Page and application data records
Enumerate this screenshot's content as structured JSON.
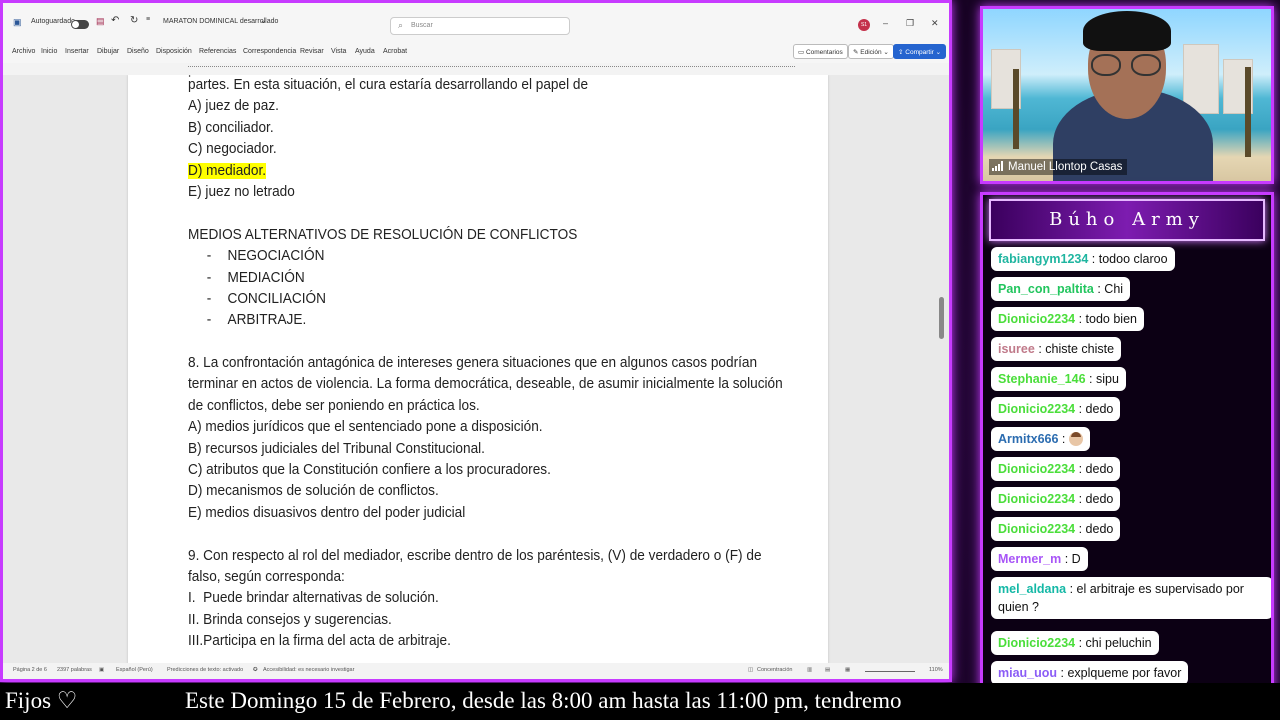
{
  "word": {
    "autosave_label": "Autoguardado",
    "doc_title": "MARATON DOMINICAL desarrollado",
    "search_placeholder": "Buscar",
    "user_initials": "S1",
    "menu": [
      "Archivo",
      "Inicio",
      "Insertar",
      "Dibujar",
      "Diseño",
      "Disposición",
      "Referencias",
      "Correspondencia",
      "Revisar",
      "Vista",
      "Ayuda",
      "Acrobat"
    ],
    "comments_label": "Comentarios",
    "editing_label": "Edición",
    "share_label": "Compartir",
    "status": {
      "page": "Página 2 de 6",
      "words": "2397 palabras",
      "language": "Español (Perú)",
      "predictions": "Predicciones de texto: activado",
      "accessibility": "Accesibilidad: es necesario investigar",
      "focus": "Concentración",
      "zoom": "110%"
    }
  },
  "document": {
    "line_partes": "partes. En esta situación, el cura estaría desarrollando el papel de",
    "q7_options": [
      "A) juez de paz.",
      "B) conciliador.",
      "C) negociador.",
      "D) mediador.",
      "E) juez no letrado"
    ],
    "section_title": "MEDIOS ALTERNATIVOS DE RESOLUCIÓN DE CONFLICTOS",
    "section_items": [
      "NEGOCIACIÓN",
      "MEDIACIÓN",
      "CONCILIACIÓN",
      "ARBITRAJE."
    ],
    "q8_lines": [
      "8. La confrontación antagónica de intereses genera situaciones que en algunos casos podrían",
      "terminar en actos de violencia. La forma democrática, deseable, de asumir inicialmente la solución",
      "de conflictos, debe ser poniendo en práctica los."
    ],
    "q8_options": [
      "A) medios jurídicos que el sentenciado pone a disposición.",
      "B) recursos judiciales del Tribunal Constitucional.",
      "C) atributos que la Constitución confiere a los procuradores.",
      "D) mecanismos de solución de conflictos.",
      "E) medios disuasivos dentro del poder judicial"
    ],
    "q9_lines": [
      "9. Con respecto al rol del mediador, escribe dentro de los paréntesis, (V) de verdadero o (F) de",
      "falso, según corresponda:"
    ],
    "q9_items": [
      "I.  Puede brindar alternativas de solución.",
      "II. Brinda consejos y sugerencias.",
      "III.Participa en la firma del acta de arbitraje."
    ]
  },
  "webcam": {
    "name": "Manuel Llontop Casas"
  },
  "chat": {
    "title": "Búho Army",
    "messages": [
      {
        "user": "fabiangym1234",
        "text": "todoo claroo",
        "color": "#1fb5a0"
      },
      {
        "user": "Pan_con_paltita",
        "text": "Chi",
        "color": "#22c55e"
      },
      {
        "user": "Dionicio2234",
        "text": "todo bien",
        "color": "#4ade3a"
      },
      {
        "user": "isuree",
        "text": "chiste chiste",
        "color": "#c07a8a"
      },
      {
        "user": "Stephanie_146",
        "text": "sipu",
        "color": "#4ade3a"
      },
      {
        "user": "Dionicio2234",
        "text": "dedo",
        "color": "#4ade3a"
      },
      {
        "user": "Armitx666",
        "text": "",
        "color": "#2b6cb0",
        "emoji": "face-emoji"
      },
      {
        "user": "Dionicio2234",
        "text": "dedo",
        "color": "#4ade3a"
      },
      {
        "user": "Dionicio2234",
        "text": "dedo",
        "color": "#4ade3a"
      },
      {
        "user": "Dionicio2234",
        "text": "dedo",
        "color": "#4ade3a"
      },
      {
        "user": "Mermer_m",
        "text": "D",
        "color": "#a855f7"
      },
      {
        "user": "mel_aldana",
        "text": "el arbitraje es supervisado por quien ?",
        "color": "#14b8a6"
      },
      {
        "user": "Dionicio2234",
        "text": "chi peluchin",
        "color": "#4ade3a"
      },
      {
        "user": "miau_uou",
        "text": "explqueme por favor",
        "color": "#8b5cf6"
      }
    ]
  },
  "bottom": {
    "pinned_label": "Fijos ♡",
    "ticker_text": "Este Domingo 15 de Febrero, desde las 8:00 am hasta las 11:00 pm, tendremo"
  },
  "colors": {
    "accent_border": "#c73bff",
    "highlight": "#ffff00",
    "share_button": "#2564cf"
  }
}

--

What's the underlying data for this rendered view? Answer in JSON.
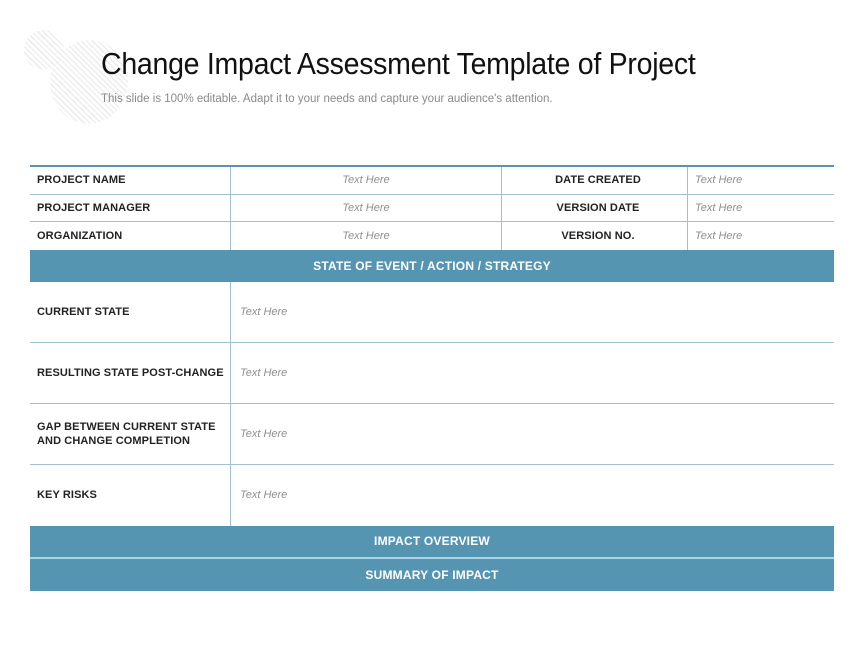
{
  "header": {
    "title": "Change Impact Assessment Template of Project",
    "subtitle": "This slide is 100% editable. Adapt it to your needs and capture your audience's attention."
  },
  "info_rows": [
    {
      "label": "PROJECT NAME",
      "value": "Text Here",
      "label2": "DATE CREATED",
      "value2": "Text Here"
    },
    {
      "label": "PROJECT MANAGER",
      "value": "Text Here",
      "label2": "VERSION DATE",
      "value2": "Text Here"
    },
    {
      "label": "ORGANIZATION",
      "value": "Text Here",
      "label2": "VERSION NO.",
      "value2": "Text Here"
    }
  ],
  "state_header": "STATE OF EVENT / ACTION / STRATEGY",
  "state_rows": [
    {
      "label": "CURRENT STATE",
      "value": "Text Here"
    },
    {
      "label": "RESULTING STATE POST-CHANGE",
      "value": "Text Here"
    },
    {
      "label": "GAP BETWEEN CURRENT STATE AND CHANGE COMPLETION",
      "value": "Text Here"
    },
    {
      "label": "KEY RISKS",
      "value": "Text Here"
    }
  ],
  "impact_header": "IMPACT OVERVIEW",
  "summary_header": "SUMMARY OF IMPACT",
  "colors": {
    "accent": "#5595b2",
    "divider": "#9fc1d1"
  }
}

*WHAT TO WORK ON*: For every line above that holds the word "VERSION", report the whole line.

*RESPONSE BOX*:
      "label2": "VERSION DATE",
      "label2": "VERSION NO.",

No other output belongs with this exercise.